◆ **LISTED ENTRIES**

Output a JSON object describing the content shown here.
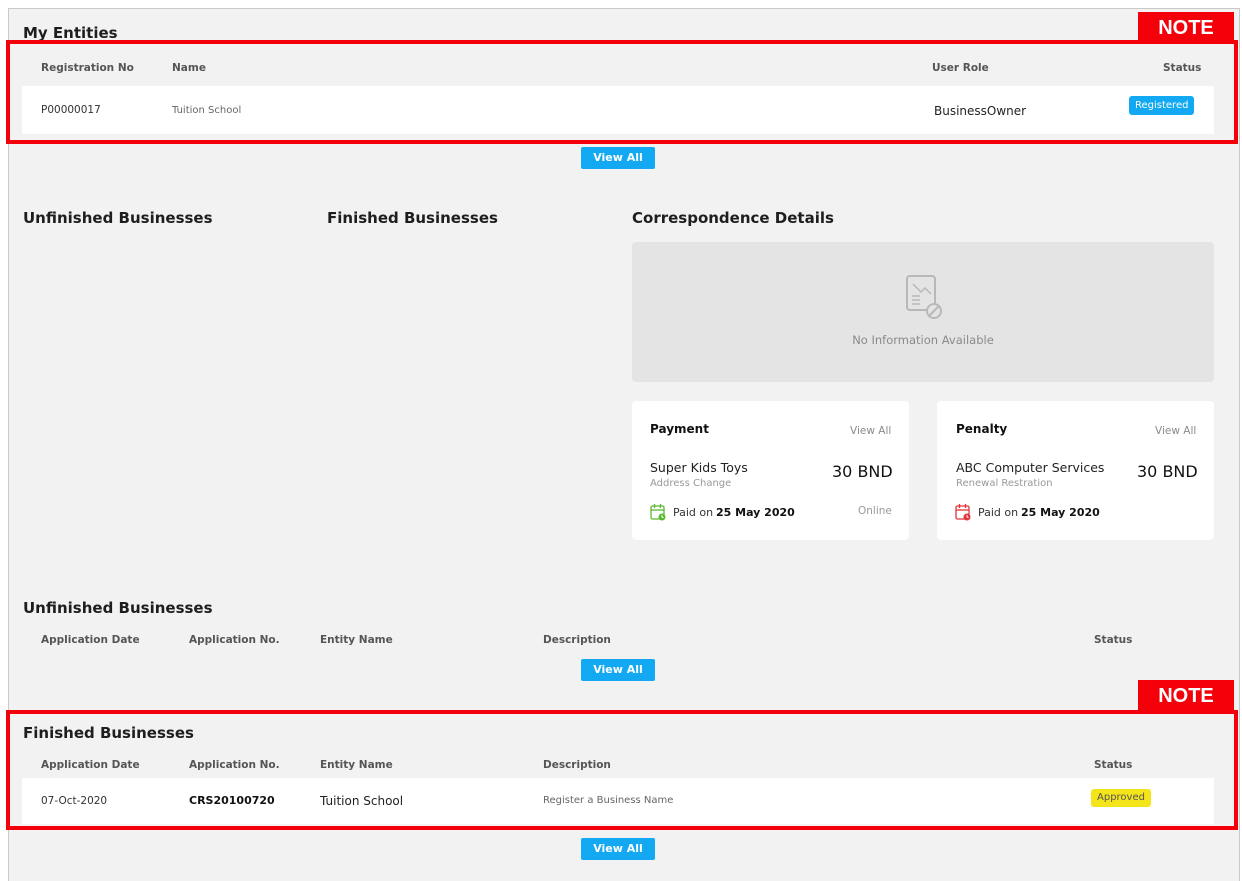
{
  "my_entities": {
    "title": "My Entities",
    "columns": {
      "registration_no": "Registration No",
      "name": "Name",
      "user_role": "User Role",
      "status": "Status"
    },
    "rows": [
      {
        "registration_no": "P00000017",
        "name": "Tuition School",
        "user_role": "BusinessOwner",
        "status": "Registered"
      }
    ],
    "view_all": "View All"
  },
  "sections": {
    "unfinished_title": "Unfinished Businesses",
    "finished_title": "Finished Businesses",
    "correspondence_title": "Correspondence Details",
    "no_info": "No Information Available"
  },
  "payment_card": {
    "title": "Payment",
    "view_all": "View All",
    "name": "Super Kids Toys",
    "sub": "Address Change",
    "amount": "30 BND",
    "paid_on_label": "Paid on",
    "paid_date": "25 May 2020",
    "method": "Online",
    "icon_color": "#5cb82e"
  },
  "penalty_card": {
    "title": "Penalty",
    "view_all": "View All",
    "name": "ABC Computer Services",
    "sub": "Renewal Restration",
    "amount": "30 BND",
    "paid_on_label": "Paid on",
    "paid_date": "25 May 2020",
    "icon_color": "#e2323a"
  },
  "unfinished_businesses": {
    "title": "Unfinished Businesses",
    "columns": {
      "application_date": "Application Date",
      "application_no": "Application No.",
      "entity_name": "Entity Name",
      "description": "Description",
      "status": "Status"
    },
    "view_all": "View All"
  },
  "finished_businesses": {
    "title": "Finished Businesses",
    "columns": {
      "application_date": "Application Date",
      "application_no": "Application No.",
      "entity_name": "Entity Name",
      "description": "Description",
      "status": "Status"
    },
    "rows": [
      {
        "application_date": "07-Oct-2020",
        "application_no": "CRS20100720",
        "entity_name": "Tuition School",
        "description": "Register a Business Name",
        "status": "Approved"
      }
    ],
    "view_all": "View All"
  },
  "notes": {
    "label": "NOTE"
  },
  "colors": {
    "accent": "#12a9f2",
    "note_red": "#f4000b",
    "approved": "#f4e41a",
    "background": "#f2f2f3"
  }
}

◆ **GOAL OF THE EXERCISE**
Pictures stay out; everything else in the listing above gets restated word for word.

◆ **RESPONSE TO THIS TASK**
Output a JSON object describing the content shown here.
{
  "my_entities": {
    "title": "My Entities",
    "columns": {
      "registration_no": "Registration No",
      "name": "Name",
      "user_role": "User Role",
      "status": "Status"
    },
    "rows": [
      {
        "registration_no": "P00000017",
        "name": "Tuition School",
        "user_role": "BusinessOwner",
        "status": "Registered"
      }
    ],
    "view_all": "View All"
  },
  "sections": {
    "unfinished_title": "Unfinished Businesses",
    "finished_title": "Finished Businesses",
    "correspondence_title": "Correspondence Details",
    "no_info": "No Information Available"
  },
  "payment_card": {
    "title": "Payment",
    "view_all": "View All",
    "name": "Super Kids Toys",
    "sub": "Address Change",
    "amount": "30 BND",
    "paid_on_label": "Paid on",
    "paid_date": "25 May 2020",
    "method": "Online",
    "icon_color": "#5cb82e"
  },
  "penalty_card": {
    "title": "Penalty",
    "view_all": "View All",
    "name": "ABC Computer Services",
    "sub": "Renewal Restration",
    "amount": "30 BND",
    "paid_on_label": "Paid on",
    "paid_date": "25 May 2020",
    "icon_color": "#e2323a"
  },
  "unfinished_businesses": {
    "title": "Unfinished Businesses",
    "columns": {
      "application_date": "Application Date",
      "application_no": "Application No.",
      "entity_name": "Entity Name",
      "description": "Description",
      "status": "Status"
    },
    "view_all": "View All"
  },
  "finished_businesses": {
    "title": "Finished Businesses",
    "columns": {
      "application_date": "Application Date",
      "application_no": "Application No.",
      "entity_name": "Entity Name",
      "description": "Description",
      "status": "Status"
    },
    "rows": [
      {
        "application_date": "07-Oct-2020",
        "application_no": "CRS20100720",
        "entity_name": "Tuition School",
        "description": "Register a Business Name",
        "status": "Approved"
      }
    ],
    "view_all": "View All"
  },
  "notes": {
    "label": "NOTE"
  },
  "colors": {
    "accent": "#12a9f2",
    "note_red": "#f4000b",
    "approved": "#f4e41a",
    "background": "#f2f2f3"
  }
}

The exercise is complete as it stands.